One of the most nerve-racking things about a job interview is simply not knowing the questions you’ll face. But reading up on possible interview scenarios can help you feel more prepared. We’ve asked three top recruiters to reveal their favourite question to ask in interviews, and what they want to be asked in return.
What recruiters want to ask you
During a job interview, a recruiter will want to ask questions that give them insight into you and your fit for the role. Here three recruiters and winners of SEEK Annual Recruitment Awards (SARAs) share their favourite interview question of all time.
- Of all your roles to date, which is your favourite and why?
Kristy McLaren – Director at McLaren
This is not a trick question and there is no right or wrong response. “This question gives a really good insight into someones drivers and motivations, the tasks they enjoy and the culture they thrive in and helps me to determine if the role we are talking about is going to be the right fit,” McLaren says.
- What will you do if you don’t get this role?
Bianca Jones, New Zealand country manager of Talent International
The reason for asking this question is that it gives an insight into your motivation in applying for a particular role. “It lets us know your focus and what you are looking for, and it also covers off other avenues that we can explore if you are not successful,” Jones says.
- Tell me about the most frustrating person you have ever worked with.
Andrew Nicol, founder of Agoge Recruitment
“This question helps us understand not just what kind of person frustrates you, but what they were doing that caused the frustration,” Nicol says. “We also get insight into how you handled the person, which helps us understand how you will align to our values.”
What to ask in return
Interviews are a two-way street. While you’ll be at the receiving end of plenty of questions, asking some of your own can show a recruiter that you’re serious about a role, and have qualities that could suit it.
- What does success look like in this role?
“This question shows that the person is thinking beyond just what’s in the position description,” McLaren says. “They are seeking to understand what is expected of them, envisioning themselves in the role and determining how they might add value.”
- What is the team like that I’ll be working with?
“If you’re asking this question, chances are you are a team player,” McLaren says. Candidates should also ask about the key priorities or objectives for the role in the next six to 12 months, as well as about the culture of the organisation. “The worst question is no question,” she adds.
- Tell me about the culture of the team? How diverse is your team?

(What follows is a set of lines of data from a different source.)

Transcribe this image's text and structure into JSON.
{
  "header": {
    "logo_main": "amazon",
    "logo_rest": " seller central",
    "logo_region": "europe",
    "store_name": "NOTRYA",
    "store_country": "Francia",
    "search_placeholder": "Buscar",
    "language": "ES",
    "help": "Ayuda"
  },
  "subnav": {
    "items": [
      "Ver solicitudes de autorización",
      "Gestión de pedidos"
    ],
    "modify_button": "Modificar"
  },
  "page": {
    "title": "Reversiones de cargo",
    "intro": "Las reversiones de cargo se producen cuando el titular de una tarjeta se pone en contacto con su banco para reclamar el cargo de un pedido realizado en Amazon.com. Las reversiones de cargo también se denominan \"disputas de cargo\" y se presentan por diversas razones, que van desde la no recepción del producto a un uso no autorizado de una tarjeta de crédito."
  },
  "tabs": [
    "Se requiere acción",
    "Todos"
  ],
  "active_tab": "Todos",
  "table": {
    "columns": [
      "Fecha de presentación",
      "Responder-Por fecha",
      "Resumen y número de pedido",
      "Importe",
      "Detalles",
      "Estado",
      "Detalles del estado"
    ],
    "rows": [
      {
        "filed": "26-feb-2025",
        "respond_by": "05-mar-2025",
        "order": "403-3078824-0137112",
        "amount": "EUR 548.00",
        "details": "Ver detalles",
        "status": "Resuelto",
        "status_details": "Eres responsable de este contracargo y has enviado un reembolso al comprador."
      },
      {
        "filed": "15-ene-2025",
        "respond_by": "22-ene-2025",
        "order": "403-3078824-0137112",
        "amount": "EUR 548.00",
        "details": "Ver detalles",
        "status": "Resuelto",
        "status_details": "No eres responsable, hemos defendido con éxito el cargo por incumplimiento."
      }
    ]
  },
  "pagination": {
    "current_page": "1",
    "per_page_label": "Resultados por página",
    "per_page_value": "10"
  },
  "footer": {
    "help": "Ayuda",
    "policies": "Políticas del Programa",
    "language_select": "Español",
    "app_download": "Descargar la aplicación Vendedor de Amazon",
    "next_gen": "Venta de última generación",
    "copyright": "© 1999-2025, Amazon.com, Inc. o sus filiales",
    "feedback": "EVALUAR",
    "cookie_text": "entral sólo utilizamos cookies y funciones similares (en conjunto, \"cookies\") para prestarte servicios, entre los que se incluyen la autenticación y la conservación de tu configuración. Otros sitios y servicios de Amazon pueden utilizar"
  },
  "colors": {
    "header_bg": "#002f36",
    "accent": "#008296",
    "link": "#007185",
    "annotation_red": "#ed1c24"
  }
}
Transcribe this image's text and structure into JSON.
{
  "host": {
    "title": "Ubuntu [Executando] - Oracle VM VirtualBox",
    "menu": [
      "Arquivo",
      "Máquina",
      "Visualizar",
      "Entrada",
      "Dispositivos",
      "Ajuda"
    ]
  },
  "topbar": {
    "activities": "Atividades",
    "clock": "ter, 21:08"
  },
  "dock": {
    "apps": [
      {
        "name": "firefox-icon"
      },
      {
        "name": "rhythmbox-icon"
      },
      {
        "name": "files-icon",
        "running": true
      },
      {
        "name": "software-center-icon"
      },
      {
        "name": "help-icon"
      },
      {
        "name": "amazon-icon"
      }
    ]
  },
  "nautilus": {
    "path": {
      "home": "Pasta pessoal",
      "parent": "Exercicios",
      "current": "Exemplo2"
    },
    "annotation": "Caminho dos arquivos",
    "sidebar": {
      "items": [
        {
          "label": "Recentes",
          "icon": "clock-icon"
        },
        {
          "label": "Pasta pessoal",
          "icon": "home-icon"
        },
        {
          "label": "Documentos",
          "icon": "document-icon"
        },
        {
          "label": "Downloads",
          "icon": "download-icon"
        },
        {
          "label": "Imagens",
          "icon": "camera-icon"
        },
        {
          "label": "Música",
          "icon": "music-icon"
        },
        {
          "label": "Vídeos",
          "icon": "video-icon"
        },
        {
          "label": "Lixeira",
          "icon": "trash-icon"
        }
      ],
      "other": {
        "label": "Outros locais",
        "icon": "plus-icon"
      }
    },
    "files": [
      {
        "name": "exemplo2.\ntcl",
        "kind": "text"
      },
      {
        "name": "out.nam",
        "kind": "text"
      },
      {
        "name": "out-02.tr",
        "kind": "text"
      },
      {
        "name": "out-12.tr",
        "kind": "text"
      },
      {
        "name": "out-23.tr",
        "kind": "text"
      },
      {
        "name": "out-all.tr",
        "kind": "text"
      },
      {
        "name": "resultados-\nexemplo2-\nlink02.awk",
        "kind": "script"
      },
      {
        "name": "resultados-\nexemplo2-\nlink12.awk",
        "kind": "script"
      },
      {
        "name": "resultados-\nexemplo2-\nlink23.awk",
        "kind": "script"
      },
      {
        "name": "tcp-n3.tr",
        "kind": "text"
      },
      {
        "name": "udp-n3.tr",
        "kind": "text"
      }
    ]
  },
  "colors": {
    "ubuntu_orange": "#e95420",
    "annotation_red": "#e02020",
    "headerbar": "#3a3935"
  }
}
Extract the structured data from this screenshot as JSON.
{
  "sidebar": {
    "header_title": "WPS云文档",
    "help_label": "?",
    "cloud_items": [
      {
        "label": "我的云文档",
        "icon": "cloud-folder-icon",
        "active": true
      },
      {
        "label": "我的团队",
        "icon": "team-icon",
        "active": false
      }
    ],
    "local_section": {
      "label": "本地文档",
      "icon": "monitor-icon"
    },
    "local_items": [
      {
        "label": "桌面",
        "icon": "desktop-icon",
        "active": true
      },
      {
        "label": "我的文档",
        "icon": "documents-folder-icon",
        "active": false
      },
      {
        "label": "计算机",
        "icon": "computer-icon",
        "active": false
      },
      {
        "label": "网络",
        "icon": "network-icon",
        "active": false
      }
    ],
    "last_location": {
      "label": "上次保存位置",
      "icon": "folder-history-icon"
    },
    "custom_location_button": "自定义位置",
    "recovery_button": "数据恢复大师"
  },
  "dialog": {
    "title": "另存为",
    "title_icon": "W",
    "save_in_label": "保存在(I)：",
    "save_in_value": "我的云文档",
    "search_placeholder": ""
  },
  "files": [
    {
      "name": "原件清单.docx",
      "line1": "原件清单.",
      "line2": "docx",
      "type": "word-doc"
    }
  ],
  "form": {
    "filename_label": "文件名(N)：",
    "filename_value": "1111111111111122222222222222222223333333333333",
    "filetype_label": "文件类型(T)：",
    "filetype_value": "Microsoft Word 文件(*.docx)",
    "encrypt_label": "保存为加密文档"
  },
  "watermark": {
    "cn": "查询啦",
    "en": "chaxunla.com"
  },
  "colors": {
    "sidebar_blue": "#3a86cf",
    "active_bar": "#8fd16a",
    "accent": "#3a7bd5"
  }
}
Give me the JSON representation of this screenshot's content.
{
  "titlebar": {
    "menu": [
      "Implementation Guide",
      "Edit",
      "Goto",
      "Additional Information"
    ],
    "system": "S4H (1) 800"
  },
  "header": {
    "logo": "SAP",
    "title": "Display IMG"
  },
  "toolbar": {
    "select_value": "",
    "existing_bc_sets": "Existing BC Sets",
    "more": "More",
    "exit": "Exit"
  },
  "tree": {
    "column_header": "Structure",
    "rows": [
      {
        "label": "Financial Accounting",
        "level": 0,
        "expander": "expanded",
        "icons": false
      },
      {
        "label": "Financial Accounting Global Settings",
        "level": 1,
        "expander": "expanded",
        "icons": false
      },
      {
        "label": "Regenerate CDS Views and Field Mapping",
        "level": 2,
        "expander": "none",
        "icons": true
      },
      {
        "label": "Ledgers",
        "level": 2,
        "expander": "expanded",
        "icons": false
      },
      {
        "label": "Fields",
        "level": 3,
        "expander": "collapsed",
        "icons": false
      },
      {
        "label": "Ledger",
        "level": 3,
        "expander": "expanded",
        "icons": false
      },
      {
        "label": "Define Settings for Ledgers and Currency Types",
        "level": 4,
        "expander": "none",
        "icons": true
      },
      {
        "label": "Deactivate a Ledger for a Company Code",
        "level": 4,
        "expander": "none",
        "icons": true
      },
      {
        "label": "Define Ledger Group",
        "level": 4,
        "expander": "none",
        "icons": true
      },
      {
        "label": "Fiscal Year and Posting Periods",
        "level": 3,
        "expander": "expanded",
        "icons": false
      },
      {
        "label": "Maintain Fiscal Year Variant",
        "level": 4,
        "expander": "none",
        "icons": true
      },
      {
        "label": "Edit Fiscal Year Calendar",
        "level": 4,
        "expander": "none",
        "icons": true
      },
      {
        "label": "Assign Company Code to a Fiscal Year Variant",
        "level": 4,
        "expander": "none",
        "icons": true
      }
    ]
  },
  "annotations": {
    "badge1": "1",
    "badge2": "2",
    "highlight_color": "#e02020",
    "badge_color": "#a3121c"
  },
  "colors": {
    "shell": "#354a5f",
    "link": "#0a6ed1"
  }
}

Jones also looks for people who ask about the broader team attached to a role. “These questions show that you’re not just looking for dollars, but that the culture and diversity of an employer is key in your decision-making process,” she says.
Don’t be afraid to speak up
Nicol appreciates when people he interviews are prepared to put forward an opinion different to his. “Most people approach interviews wanting to say the right things to get the job,” he says. “When I see someone prepared to speak up in an interview, I know they will speak up and have a voice in the company and that will make us a more successful organisation.”
It’s not always easy preparing for an interview. But by thinking like a recruiter and exploring possible questions, you’ll be able to go in ready to give your best answers and present yourself with confidence.